Every time I walk by the kitchen window, I look toward the hummingbird feeder. I put it out after the flood two weeks ago. The rain had stopped. A hummingbird flew to the window and hovered looking right at me, as if he was saying, “Where’s the sweet stuff?” It didn’t take me long to find the feeder and a storage of food in the cabinet, but he did’t return…for days. I wondered if he ever would.
He’s there now, and almost every time I look. I’ve come to depend on his appearance. Like he’s the rainbow after the storm. He’s the sign we all need that life goes on.
Last week I read aloud the essay “Joyas Voladoras” by Brian Doyle to a group of 6th graders. This is the first essay in Katherine Bomer’s book, The Journey is Everything: Teaching Essays that Students Want to Write for People who Want to Read Them.
In his essay, Brian Doyle crushes our own hearts by writing about the hearts of hummingbirds.
(Hummingbird) hearts are stripped to the skin for the war against gravity and inertia, the mad search for food, the insane idea of flight. The price of their ambition is a life closer to death; they suffer more heart attacks and aneurysms and ruptures than any other living creature. It’s expensive to fly. You burn out. You fry the machine. You melt the engine.
My students audibly gasped. Their reaction was pure emotion.
Katherine’s book leads us all on a quest for that reaction from our readers.
Watching my hummingbird, (Yes, he’s mine. I’ve named him Chuey), I realize that the smallest of beings, those minuscule moments, can bring about an emotional reaction.
However, to be open to these moments, I must be willing to write…every day.
Monday, I asked my students to start the class time sitting with their notebooks for 10 minutes and just writing. This freedom to express whatever was happening in their heads excited my young writers. There wasn’t a sound except the clicking of pencils for 10 minutes. Then they couldn’t wait to share!
- Jacob wrote about a song he couldn’t get out of his head.
- Noah wrote about imagining that everything was made of candy.
- Madison wrote about the fire drill earlier in the school day.
To grow my young students into writers, I need to help them view their world as something worth writing about. To show them, I join them. I write freely and share the dribble that comes out on the page. I talk to them about how we must weed through the dribble to find some good stuff.

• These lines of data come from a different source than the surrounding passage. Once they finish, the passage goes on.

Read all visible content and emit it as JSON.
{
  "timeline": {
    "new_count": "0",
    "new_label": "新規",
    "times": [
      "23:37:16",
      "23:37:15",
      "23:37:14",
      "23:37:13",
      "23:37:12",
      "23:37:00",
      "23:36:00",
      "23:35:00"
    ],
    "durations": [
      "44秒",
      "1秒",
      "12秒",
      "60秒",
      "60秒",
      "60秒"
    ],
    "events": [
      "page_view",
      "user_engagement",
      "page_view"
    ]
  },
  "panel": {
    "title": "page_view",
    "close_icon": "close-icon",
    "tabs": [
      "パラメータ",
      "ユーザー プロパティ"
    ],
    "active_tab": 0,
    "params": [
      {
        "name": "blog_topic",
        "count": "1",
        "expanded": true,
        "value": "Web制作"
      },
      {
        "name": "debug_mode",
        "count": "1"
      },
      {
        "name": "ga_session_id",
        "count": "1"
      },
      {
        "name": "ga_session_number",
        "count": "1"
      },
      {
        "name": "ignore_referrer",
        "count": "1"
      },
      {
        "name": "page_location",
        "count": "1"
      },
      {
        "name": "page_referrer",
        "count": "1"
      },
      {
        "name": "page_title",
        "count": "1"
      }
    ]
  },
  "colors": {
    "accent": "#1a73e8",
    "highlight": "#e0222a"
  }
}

To find those small moments worth savoring and sharing.
If you missed it, here’s the link to the storify for the #DigiLitSunday Twitter chat with Katherine Bomer.